John Healey: For these reasons, I think. The BRS is unlike business improvement districts, for which there is a ballot in all cases; we can explore that in a moment. Unlike a BID, a BRS is designed to apply across a wider area, bringing wider benefit, often for longer-term projects, which may be beyond the immediate self-interest of the businesses that contribute towards BID-style funding. As with Crossrail, in any potential BRS-supported project we can expect to see different funding elements reflecting the wider interests that may benefit; therefore council tax payers may play a part, as may the national taxpayer through Government grantjust as in Crossrailbecause of those wider benefits.
If the case is to be made for a ballot in all circumstances, the principal question must be, is it right that business should have a vote and a veto in all cases, when the funding comes from other sources as well as a BRS, the benefits are much wider and there is a will to see that funding and development go ahead? Is it right to enable business to block projects to which its funding contribution may account for a quarter, a tenth, or even a negligible proportion of the total? Through the conduct of a ballot, business potentially has the vote and the veto over such projects going ahead.
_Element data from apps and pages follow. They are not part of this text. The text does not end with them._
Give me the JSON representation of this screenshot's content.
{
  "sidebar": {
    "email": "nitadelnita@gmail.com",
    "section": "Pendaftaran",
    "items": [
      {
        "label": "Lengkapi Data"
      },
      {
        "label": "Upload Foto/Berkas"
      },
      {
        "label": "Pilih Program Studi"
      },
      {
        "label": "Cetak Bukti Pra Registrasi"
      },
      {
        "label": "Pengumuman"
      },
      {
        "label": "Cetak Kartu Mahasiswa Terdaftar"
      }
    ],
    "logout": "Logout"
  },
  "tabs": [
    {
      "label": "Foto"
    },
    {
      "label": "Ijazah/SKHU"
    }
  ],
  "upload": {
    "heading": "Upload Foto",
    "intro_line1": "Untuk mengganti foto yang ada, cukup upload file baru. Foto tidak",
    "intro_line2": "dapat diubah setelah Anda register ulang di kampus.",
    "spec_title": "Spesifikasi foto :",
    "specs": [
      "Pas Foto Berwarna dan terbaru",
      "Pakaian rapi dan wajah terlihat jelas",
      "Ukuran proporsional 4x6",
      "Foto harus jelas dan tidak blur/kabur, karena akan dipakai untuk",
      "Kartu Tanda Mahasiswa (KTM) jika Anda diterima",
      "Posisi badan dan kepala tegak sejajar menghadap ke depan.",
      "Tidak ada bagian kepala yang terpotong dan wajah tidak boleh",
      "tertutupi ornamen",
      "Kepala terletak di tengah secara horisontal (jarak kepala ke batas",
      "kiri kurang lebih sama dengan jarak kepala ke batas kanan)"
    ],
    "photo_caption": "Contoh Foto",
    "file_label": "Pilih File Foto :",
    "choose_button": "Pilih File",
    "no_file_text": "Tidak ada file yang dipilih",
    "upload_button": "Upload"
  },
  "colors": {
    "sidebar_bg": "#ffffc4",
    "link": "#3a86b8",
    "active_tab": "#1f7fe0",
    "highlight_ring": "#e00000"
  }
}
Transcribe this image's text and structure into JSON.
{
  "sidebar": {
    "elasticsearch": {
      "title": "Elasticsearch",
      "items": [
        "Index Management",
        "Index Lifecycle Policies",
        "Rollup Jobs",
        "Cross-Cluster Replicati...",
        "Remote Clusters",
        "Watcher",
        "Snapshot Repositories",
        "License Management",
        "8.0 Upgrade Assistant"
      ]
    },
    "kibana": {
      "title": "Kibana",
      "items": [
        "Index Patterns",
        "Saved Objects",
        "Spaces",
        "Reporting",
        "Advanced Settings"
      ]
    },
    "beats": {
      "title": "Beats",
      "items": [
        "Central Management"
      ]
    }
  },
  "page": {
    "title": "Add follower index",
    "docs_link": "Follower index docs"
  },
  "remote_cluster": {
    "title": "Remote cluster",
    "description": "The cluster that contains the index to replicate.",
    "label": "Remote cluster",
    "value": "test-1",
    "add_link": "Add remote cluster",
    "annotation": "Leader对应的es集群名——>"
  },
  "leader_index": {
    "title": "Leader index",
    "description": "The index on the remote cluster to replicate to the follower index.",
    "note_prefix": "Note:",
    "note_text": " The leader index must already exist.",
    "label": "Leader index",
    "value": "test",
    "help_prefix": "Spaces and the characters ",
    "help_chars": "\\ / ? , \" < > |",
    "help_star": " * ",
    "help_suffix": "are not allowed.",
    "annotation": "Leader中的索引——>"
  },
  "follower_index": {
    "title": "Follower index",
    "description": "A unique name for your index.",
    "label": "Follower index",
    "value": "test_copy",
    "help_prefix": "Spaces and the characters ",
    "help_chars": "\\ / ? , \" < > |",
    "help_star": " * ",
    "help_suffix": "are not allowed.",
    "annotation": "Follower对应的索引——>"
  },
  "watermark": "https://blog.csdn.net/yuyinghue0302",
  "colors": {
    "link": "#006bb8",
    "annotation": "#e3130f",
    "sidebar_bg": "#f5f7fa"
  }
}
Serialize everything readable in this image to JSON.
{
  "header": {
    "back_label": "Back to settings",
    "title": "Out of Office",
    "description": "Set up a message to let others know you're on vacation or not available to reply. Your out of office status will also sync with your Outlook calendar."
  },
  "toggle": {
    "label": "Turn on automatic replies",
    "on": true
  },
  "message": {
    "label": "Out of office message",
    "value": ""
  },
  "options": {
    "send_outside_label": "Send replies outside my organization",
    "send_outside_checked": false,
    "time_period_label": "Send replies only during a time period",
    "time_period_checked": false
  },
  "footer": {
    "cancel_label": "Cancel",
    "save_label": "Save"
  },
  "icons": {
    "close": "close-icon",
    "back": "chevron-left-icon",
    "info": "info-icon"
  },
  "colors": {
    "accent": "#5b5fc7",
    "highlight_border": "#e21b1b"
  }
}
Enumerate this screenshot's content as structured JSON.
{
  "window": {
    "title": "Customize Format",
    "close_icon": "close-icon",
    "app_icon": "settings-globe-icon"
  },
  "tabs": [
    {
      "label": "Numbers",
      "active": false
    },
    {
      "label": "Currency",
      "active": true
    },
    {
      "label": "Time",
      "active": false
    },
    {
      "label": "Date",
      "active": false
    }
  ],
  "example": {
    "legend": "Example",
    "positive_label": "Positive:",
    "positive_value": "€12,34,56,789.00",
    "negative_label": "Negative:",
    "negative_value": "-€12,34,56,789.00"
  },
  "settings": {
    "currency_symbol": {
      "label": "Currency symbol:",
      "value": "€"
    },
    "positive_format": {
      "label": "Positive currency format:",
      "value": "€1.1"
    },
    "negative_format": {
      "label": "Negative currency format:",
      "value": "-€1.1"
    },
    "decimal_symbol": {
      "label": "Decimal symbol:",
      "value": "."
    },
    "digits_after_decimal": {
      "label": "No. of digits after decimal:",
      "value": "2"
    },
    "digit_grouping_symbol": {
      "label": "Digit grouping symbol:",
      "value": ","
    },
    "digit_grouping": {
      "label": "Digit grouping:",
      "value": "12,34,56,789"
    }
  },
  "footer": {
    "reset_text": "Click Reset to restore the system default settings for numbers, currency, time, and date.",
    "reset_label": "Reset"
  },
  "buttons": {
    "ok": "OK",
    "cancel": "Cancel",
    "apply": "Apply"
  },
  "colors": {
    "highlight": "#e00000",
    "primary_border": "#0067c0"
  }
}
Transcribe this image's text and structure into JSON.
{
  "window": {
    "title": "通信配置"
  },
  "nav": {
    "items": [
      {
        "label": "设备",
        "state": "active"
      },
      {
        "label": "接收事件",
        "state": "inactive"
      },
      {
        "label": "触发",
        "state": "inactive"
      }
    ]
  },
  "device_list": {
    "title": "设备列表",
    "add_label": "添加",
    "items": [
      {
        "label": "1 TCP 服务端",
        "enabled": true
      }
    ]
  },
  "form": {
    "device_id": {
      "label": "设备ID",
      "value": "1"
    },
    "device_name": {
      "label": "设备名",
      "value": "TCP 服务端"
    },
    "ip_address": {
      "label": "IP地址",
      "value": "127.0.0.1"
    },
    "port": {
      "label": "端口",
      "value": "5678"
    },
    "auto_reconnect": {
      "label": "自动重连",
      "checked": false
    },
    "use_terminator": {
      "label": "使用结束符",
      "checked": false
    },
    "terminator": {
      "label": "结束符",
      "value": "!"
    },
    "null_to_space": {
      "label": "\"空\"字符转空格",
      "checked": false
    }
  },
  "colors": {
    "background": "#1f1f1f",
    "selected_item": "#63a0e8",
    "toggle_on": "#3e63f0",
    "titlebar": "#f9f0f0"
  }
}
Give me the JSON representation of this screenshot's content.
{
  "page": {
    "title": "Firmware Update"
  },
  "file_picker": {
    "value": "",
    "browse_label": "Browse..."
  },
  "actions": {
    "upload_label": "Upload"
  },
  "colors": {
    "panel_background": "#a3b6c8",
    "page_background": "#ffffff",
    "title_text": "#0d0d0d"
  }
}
We have taken the view that that is not right. The all-party Conservative-led LGA, as you will know, takes the view that there should be no requirement to ballotthat it should be left to the discretion of local authorities. We have taken the concerns of business very seriously and believe there should be some safeguards, which is why we are proposing in the Bill that where the BRS forms more than a third of the funding of any project, and in those circumstances alone, business should have a vote and should, therefore, potentially be in a position to block not just the introduction of a BRS, but the whole project.
|©Parliamentary copyright 2009||Prepared 23 January 2009|